▸ Work task: Check each line of the entries below for the string "Schedule"; copy every line where it appears.

[Dataset rows for apps and sites]
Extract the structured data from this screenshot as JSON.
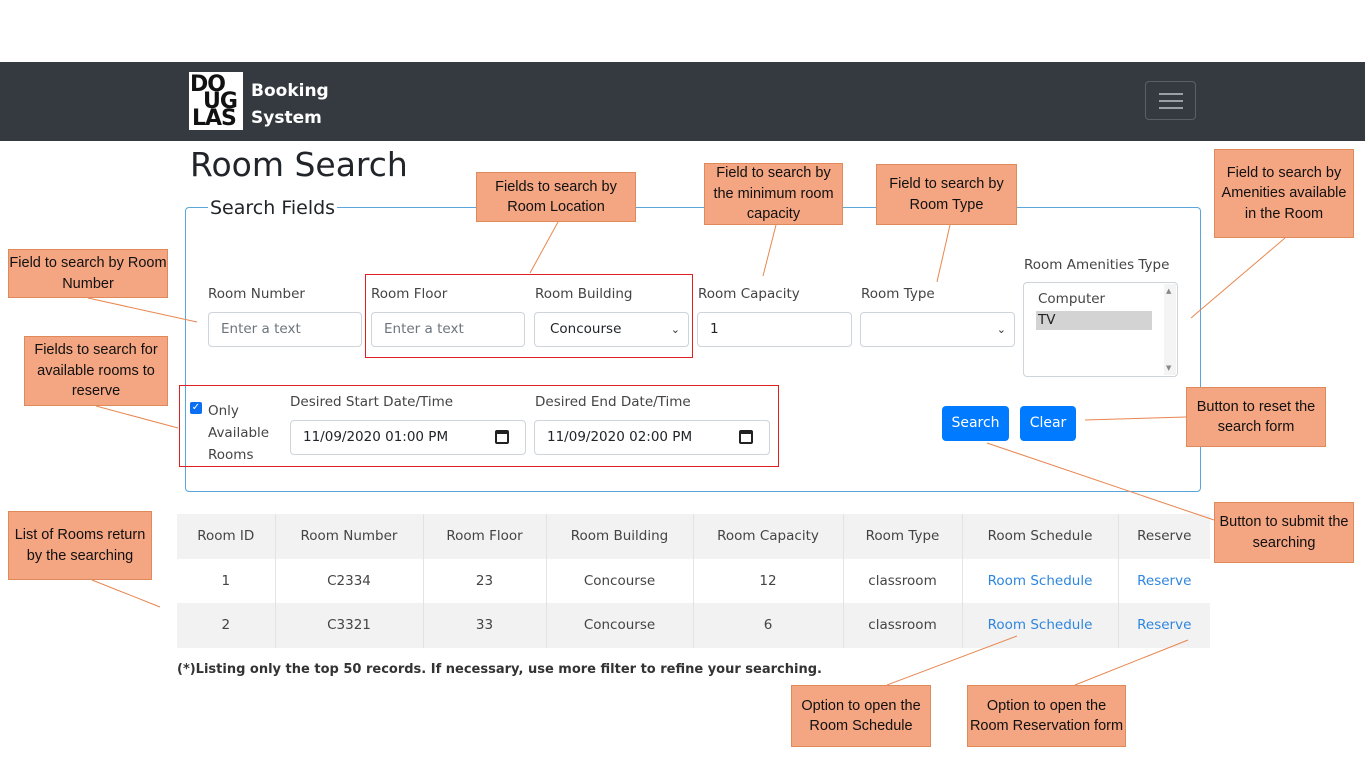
{
  "app": {
    "brand_line1": "Booking",
    "brand_line2": "System",
    "logo_text": [
      "DO",
      "UG",
      "LAS"
    ]
  },
  "page": {
    "title": "Room Search",
    "fieldset_legend": "Search Fields"
  },
  "form": {
    "room_number": {
      "label": "Room Number",
      "placeholder": "Enter a text"
    },
    "room_floor": {
      "label": "Room Floor",
      "placeholder": "Enter a text"
    },
    "room_building": {
      "label": "Room Building",
      "value": "Concourse"
    },
    "room_capacity": {
      "label": "Room Capacity",
      "value": "1"
    },
    "room_type": {
      "label": "Room Type",
      "value": ""
    },
    "amenities": {
      "label": "Room Amenities Type",
      "options": [
        "Computer",
        "TV"
      ],
      "selected": "TV"
    },
    "only_available": {
      "label_line1": "Only",
      "label_line2": "Available",
      "label_line3": "Rooms",
      "checked": true
    },
    "start": {
      "label": "Desired Start Date/Time",
      "value": "11/09/2020 01:00  PM"
    },
    "end": {
      "label": "Desired End Date/Time",
      "value": "11/09/2020 02:00  PM"
    },
    "search_label": "Search",
    "clear_label": "Clear"
  },
  "table": {
    "headers": [
      "Room ID",
      "Room Number",
      "Room Floor",
      "Room Building",
      "Room Capacity",
      "Room Type",
      "Room Schedule",
      "Reserve"
    ],
    "rows": [
      [
        "1",
        "C2334",
        "23",
        "Concourse",
        "12",
        "classroom",
        "Room Schedule",
        "Reserve"
      ],
      [
        "2",
        "C3321",
        "33",
        "Concourse",
        "6",
        "classroom",
        "Room Schedule",
        "Reserve"
      ]
    ]
  },
  "note": "(*)Listing only the top 50 records. If necessary, use more filter to refine your searching.",
  "callouts": {
    "room_number": "Field to search by Room Number",
    "available": "Fields to search for available rooms to reserve",
    "location": "Fields to search by Room Location",
    "capacity": "Field to search by the minimum room capacity",
    "type": "Field to search by Room Type",
    "amenities": "Field to search by Amenities available in the Room",
    "reset": "Button to reset the search form",
    "submit": "Button to submit the searching",
    "list": "List of Rooms return by the searching",
    "schedule": "Option to open the Room Schedule",
    "reservation": "Option to open the Room Reservation form"
  },
  "colors": {
    "navbar": "#343a40",
    "primary": "#007bff",
    "callout": "#f4a582",
    "highlight_box": "#e02020",
    "link": "#2e86de"
  }
}
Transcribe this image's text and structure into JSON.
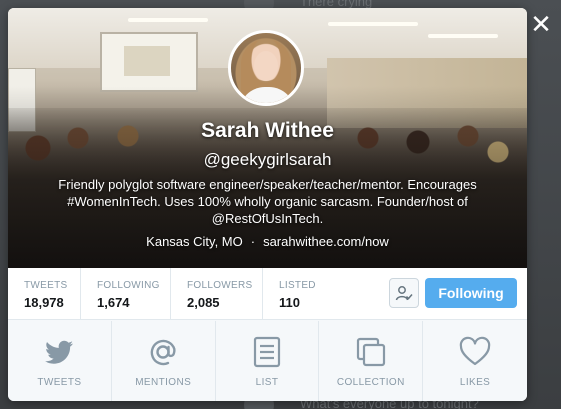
{
  "background": {
    "top_snippet": "There crying",
    "bottom_snippet": "What's everyone up to tonight?"
  },
  "profile": {
    "name": "Sarah Withee",
    "handle": "@geekygirlsarah",
    "bio": "Friendly polyglot software engineer/speaker/teacher/mentor. Encourages #WomenInTech. Uses 100% wholly organic sarcasm. Founder/host of @RestOfUsInTech.",
    "location": "Kansas City, MO",
    "separator": "·",
    "website": "sarahwithee.com/now"
  },
  "stats": [
    {
      "label": "TWEETS",
      "value": "18,978"
    },
    {
      "label": "FOLLOWING",
      "value": "1,674"
    },
    {
      "label": "FOLLOWERS",
      "value": "2,085"
    },
    {
      "label": "LISTED",
      "value": "110"
    }
  ],
  "follow": {
    "button_label": "Following",
    "user_menu_icon": "user-check-icon"
  },
  "tabs": [
    {
      "label": "TWEETS",
      "icon": "twitter-bird-icon"
    },
    {
      "label": "MENTIONS",
      "icon": "at-sign-icon"
    },
    {
      "label": "LIST",
      "icon": "list-icon"
    },
    {
      "label": "COLLECTION",
      "icon": "collection-icon"
    },
    {
      "label": "LIKES",
      "icon": "heart-icon"
    }
  ],
  "close_icon": "close-icon",
  "colors": {
    "accent": "#55acee",
    "icon_gray": "#8899a6",
    "modal_bg": "#f5f8fa"
  }
}
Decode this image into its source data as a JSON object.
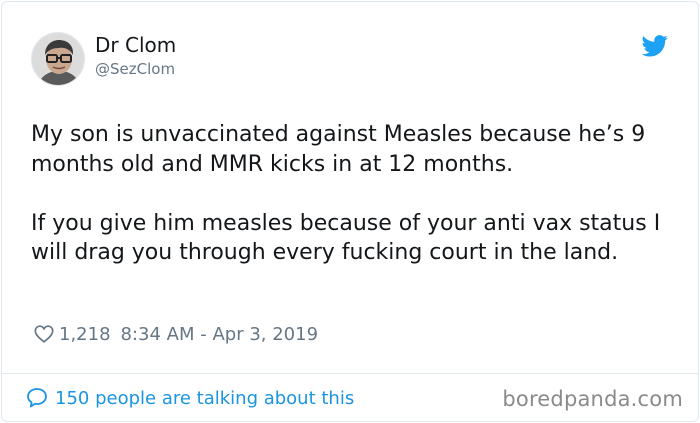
{
  "user": {
    "display_name": "Dr Clom",
    "handle": "@SezClom"
  },
  "tweet": {
    "paragraphs": [
      "My son is unvaccinated against Measles because he’s 9 months old and MMR kicks in at 12 months.",
      "If you give him measles because of your anti vax status I will drag you through every fucking court in the land."
    ],
    "likes": "1,218",
    "timestamp": "8:34 AM - Apr 3, 2019"
  },
  "footer": {
    "talking_label": "150 people are talking about this"
  },
  "watermark": "boredpanda.com",
  "colors": {
    "text": "#14171a",
    "muted": "#657786",
    "twitter_blue": "#1da1f2",
    "link_blue": "#1b95e0",
    "border": "#e1e8ed"
  },
  "icons": [
    "avatar",
    "twitter-bird-icon",
    "heart-icon",
    "speech-bubble-icon"
  ]
}
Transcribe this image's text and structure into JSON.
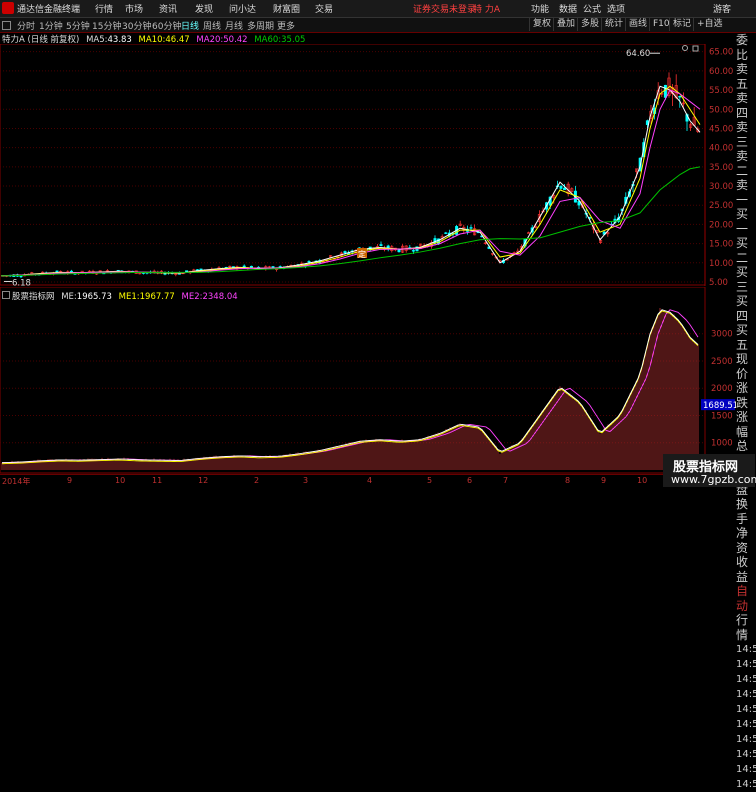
{
  "titlebar": {
    "app_title": "通达信金融终端",
    "menu": [
      "行情",
      "市场",
      "资讯",
      "发现",
      "问小达",
      "财富圈",
      "交易"
    ],
    "login_notice": "证券交易未登录",
    "stock_name": "特 力A",
    "right_menu": [
      "功能",
      "数据",
      "公式",
      "选项"
    ],
    "user": "游客"
  },
  "toolbar": {
    "periods": [
      "分时",
      "1分钟",
      "5分钟",
      "15分钟",
      "30分钟",
      "60分钟",
      "日线",
      "周线",
      "月线",
      "多周期",
      "更多"
    ],
    "active_period": "日线",
    "right_buttons": [
      "复权",
      "叠加",
      "多股",
      "统计",
      "画线",
      "F10",
      "标记",
      "+自选"
    ]
  },
  "info": {
    "stock": "特力A",
    "mode": "(日线 前复权)",
    "ma5_label": "MA5:",
    "ma5": "43.83",
    "ma10_label": "MA10:",
    "ma10": "46.47",
    "ma20_label": "MA20:",
    "ma20": "50.42",
    "ma60_label": "MA60:",
    "ma60": "35.05"
  },
  "colors": {
    "ma5": "#ffffff",
    "ma10": "#ffff00",
    "ma20": "#ff40ff",
    "ma60": "#00c000",
    "up": "#ff3333",
    "down": "#00ffff",
    "axis": "#c03030"
  },
  "price_axis": [
    "65.00",
    "60.00",
    "55.00",
    "50.00",
    "45.00",
    "40.00",
    "35.00",
    "30.00",
    "25.00",
    "20.00",
    "15.00",
    "10.00",
    "5.00"
  ],
  "annotations": {
    "high": "64.60",
    "low": "6.18",
    "marker": "定"
  },
  "indicator": {
    "title": "股票指标网",
    "me_label": "ME:",
    "me": "1965.73",
    "me1_label": "ME1:",
    "me1": "1967.77",
    "me2_label": "ME2:",
    "me2": "2348.04",
    "axis": [
      "3000",
      "2500",
      "2000",
      "1500",
      "1000"
    ],
    "current": "1689.51"
  },
  "right_panel": [
    "委比",
    "卖五",
    "卖四",
    "卖三",
    "卖二",
    "卖一",
    "买一",
    "买二",
    "买三",
    "买四",
    "买五",
    "现价",
    "涨跌",
    "涨幅",
    "总量",
    "外盘",
    "换手",
    "净资",
    "收益",
    "自动",
    "行情",
    "14:5",
    "14:5",
    "14:5",
    "14:5",
    "14:5",
    "14:5",
    "14:5",
    "14:5",
    "14:5",
    "14:5"
  ],
  "date_axis": [
    "2014年",
    "9",
    "10",
    "11",
    "12",
    "2",
    "3",
    "4",
    "5",
    "6",
    "7",
    "8",
    "9",
    "10"
  ],
  "watermark": {
    "line1": "股票指标网",
    "line2": "www.7gpzb.com"
  },
  "chart_data": {
    "type": "line",
    "title": "",
    "x": [
      1,
      20,
      40,
      60,
      80,
      100,
      120,
      140,
      160,
      180,
      200,
      220,
      240,
      260,
      280,
      300,
      320,
      340,
      360,
      380,
      400,
      420,
      440,
      460,
      480,
      500,
      520,
      540,
      560,
      580,
      600,
      620,
      640,
      650,
      660,
      670,
      680,
      690,
      700
    ],
    "series": [
      {
        "name": "MA5",
        "values": [
          6.6,
          6.8,
          7.2,
          7.5,
          7.4,
          7.6,
          7.8,
          7.5,
          7.4,
          7.3,
          8.0,
          8.5,
          8.8,
          8.5,
          8.7,
          9.5,
          10.5,
          12,
          13.5,
          14,
          13.5,
          14,
          16,
          19,
          18,
          10,
          13,
          22,
          31,
          26,
          16,
          22,
          35,
          48,
          56,
          55,
          52,
          47,
          44
        ]
      },
      {
        "name": "MA10",
        "values": [
          6.6,
          6.8,
          7.1,
          7.4,
          7.4,
          7.5,
          7.7,
          7.6,
          7.4,
          7.3,
          7.8,
          8.3,
          8.7,
          8.6,
          8.6,
          9.2,
          10.2,
          11.5,
          13,
          13.8,
          13.6,
          13.8,
          15.5,
          18.5,
          18.5,
          11.5,
          12.5,
          20,
          29,
          27,
          18,
          20,
          32,
          45,
          54,
          56,
          54,
          50,
          46
        ]
      },
      {
        "name": "MA20",
        "values": [
          6.6,
          6.8,
          7.0,
          7.3,
          7.4,
          7.5,
          7.6,
          7.6,
          7.5,
          7.4,
          7.6,
          8.1,
          8.5,
          8.6,
          8.6,
          9.0,
          9.8,
          11,
          12.5,
          13.5,
          13.6,
          13.7,
          15,
          17.5,
          18.5,
          13,
          12,
          17,
          26,
          27,
          21,
          19,
          28,
          40,
          50,
          55,
          54,
          52,
          50
        ]
      },
      {
        "name": "MA60",
        "values": [
          6.6,
          6.7,
          6.9,
          7.1,
          7.2,
          7.3,
          7.4,
          7.5,
          7.5,
          7.5,
          7.5,
          7.7,
          8.0,
          8.3,
          8.5,
          8.8,
          9.2,
          9.8,
          10.5,
          11.3,
          12,
          12.8,
          13.8,
          15,
          16,
          16.3,
          16.2,
          16.5,
          18,
          19.5,
          20.5,
          21,
          23,
          26,
          29,
          31,
          33,
          34.5,
          35
        ]
      }
    ],
    "ylim": [
      5,
      67
    ],
    "grid": true
  }
}
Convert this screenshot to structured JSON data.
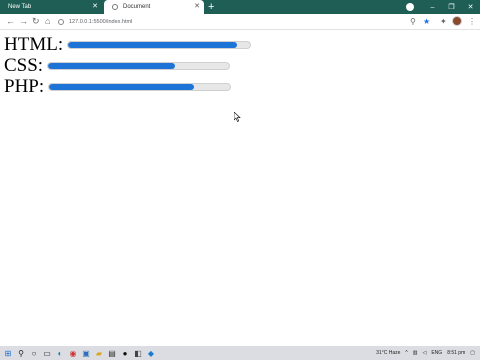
{
  "browser": {
    "tabs": [
      {
        "label": "New Tab",
        "active": false
      },
      {
        "label": "Document",
        "active": true
      }
    ],
    "url": "127.0.0.1:5500/index.html"
  },
  "skills": [
    {
      "label": "HTML:",
      "progress": 0.93
    },
    {
      "label": "CSS:",
      "progress": 0.7
    },
    {
      "label": "PHP:",
      "progress": 0.8
    }
  ],
  "taskbar": {
    "weather": "31°C  Haze",
    "language": "ENG",
    "time": "8:51 pm"
  },
  "colors": {
    "tabstrip": "#1f5e55",
    "progress_fill": "#1e74d6",
    "progress_track": "#e7e7e7"
  }
}
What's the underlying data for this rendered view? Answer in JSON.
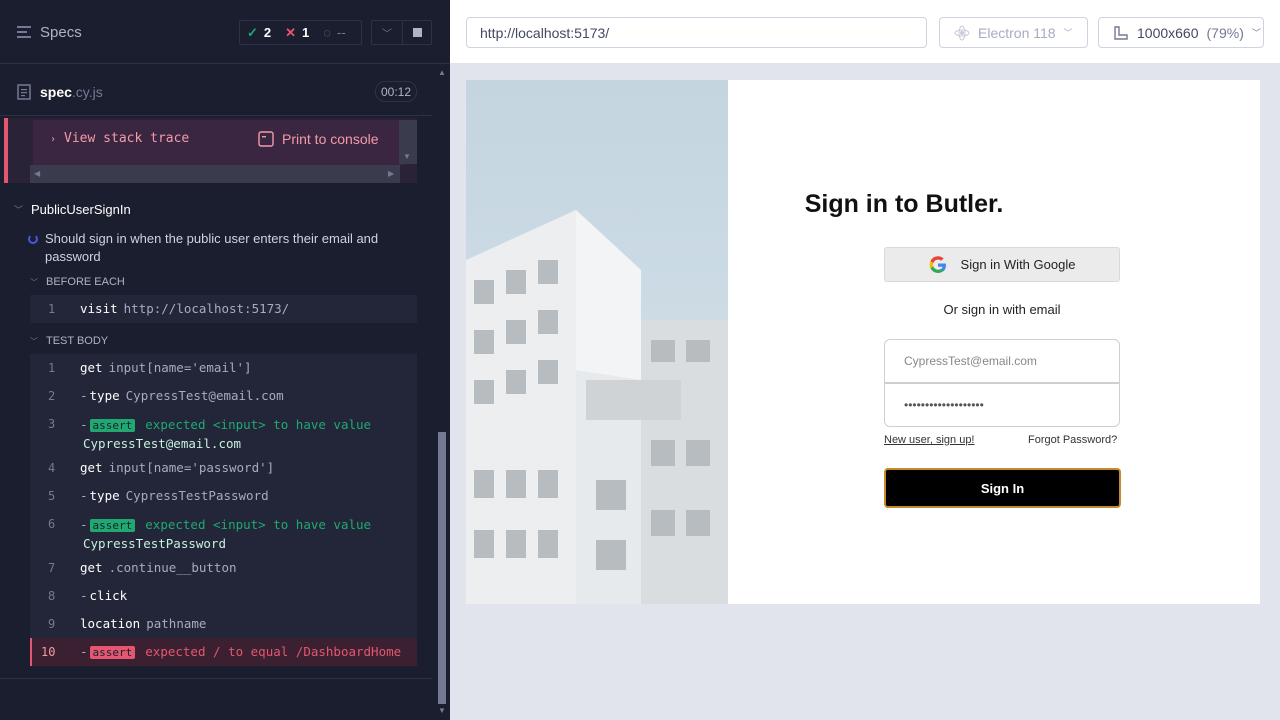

▸ Final answer:
      "Room Schedule",
        "Room Schedule",
        "Room Schedule",
    "schedule": "Option to open the Room Schedule",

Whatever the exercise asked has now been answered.